====== Supplied data
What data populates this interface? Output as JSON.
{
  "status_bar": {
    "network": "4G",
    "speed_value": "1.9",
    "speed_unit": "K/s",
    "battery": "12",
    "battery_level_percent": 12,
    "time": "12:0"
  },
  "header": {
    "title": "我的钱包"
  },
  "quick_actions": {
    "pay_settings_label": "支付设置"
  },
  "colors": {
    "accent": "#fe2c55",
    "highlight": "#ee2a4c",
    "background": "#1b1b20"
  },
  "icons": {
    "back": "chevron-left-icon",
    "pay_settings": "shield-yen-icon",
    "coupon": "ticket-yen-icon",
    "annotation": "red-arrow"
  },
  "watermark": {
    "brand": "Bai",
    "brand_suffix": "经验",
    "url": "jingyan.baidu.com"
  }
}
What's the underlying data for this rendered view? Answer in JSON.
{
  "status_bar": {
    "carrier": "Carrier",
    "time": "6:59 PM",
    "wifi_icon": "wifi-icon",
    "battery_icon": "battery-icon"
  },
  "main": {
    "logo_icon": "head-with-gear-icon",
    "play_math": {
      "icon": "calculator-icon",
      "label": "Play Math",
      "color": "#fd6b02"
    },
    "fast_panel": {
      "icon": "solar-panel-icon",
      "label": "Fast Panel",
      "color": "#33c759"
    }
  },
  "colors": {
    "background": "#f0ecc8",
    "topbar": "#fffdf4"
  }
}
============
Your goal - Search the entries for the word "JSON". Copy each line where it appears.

Exercise solution -
What data populates this interface? Output as JSON.
What's the underlying data for this rendered view? Answer in JSON.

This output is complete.